LABOR candidate Geoff Lyons has easily won the seat of Bass.
His election has transformed the electorate from one of the most marginal in the country to a safe Labor seat.
A retired health administrator, Mr Lyons, 57, already showed last night that his term as the new MHR for Bass would involve a different style from his predecessor, Jodie Campbell.
A softly-spoken Mr Lyons claimed he was "over the moon" when the news came through from the tally room that he was far enough ahead of Liberal candidate Steve Titmus to claim victory.
But there were none of the scenes of wild joy and celebration that accompanied Ms Campbell's victory night three years ago.
It was a quiet victory, at Launceston's Tailrace Centre, as Mr Lyons gave his wife, Sheryle, a hug and said that he might think about enjoying a celebratory glass of wine later after the media had left.
Mr Titmus had told his party faithful, at his Cameron Street campaign headquarters, half an hour before that it looked like he wouldn't "be going to Canberra on Monday."

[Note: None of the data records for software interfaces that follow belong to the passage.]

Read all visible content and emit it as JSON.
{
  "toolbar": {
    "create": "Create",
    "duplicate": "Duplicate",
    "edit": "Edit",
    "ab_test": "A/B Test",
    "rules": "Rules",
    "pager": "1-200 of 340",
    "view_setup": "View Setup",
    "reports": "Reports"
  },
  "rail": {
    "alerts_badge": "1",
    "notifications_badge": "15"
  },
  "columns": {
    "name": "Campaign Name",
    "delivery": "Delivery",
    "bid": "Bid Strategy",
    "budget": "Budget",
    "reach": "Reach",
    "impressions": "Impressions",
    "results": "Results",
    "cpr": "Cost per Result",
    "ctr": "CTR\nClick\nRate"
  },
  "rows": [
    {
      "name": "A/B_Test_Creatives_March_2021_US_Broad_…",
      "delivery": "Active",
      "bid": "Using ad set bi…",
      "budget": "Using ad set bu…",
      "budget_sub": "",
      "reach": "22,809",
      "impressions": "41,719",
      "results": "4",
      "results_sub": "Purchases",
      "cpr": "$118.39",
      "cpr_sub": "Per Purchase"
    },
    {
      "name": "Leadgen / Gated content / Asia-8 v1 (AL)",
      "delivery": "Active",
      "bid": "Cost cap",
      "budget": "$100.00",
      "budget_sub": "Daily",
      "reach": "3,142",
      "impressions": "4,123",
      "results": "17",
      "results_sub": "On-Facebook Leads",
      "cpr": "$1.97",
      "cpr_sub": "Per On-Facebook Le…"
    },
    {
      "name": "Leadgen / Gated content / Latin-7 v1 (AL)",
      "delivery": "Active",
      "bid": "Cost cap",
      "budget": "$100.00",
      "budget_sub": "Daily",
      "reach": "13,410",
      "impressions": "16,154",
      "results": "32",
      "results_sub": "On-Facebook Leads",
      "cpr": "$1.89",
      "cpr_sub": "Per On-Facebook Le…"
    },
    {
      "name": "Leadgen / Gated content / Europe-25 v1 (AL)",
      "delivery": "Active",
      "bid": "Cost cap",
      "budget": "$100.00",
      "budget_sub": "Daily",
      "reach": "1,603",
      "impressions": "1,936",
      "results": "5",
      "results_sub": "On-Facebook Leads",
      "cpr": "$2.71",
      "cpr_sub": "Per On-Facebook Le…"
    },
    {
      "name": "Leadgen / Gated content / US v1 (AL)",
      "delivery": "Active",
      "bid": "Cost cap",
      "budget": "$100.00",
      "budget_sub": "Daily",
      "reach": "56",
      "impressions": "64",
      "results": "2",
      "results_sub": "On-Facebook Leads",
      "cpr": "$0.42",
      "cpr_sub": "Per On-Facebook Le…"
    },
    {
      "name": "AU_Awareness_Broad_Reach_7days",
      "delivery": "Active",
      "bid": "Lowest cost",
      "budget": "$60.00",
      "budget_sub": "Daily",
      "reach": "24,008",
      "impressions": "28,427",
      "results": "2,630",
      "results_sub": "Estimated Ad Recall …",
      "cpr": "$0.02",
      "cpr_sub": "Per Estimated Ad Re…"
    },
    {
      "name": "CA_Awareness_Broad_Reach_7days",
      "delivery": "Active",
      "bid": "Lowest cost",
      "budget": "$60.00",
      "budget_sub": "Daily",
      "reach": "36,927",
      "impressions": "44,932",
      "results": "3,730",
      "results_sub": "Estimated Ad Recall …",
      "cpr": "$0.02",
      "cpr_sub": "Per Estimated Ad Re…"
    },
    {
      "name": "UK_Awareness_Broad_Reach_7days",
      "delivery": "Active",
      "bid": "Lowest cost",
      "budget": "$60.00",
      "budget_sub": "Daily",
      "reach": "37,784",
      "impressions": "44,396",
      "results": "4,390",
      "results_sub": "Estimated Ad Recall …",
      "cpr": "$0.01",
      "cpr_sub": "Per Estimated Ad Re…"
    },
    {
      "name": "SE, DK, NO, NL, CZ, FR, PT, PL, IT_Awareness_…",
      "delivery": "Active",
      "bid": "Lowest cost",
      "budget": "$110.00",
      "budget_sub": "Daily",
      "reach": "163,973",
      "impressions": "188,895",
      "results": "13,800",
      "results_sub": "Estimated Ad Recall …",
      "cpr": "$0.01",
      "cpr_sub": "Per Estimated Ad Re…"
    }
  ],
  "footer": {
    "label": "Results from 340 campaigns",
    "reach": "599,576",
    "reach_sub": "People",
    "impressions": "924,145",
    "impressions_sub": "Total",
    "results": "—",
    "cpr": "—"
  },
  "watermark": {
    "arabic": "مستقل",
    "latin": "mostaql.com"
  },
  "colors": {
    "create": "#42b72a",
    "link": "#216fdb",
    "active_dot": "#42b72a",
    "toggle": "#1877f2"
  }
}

A composed Mr Lyons, dressed neatly in a dark suit and tie, was all business as he outlined his plans with or without his party in government.
"Sixty-one per cent?" Mr Lyons said, interrupting the conversation as a victory roar finally erupted from his small crowd of supporters.
"It looks as though I'm elected."
He admitted that he had never anticipated such an easy entry to Parliament.
"Voters chose Labor for Bass because they didn't want to go back to Work Choices.
"They knew that the stimulus package was important to Tasmania and that the schools capital works program had taken education 25 years ahead."
Mr Lyons said his family had been one of his most valuable campaign tools.
Sheryle had made lunches for him to take around to all the polling booth volunteers yesterday and daughters Bianca, Michelle and Sarah were all home for the election.
An upbeat Mr Titmus told his party supporters that they shouldn't be ashamed of last night's result.
"While we are not able to celebrate that I'm on a plane to Canberra, it's been one hell of a ride," he said.
Bass Greens candidate Sancia Colgrave said earlier in the night that she had enjoyed the campaign and was pleased with the Greens' vote.
She said that in the last election, the Greens had won votes because of the dominance of the proposed Tamar Valley pulp mill as a major issue.
But even without that as a strong issue at this election, the party's vote had continued to rise.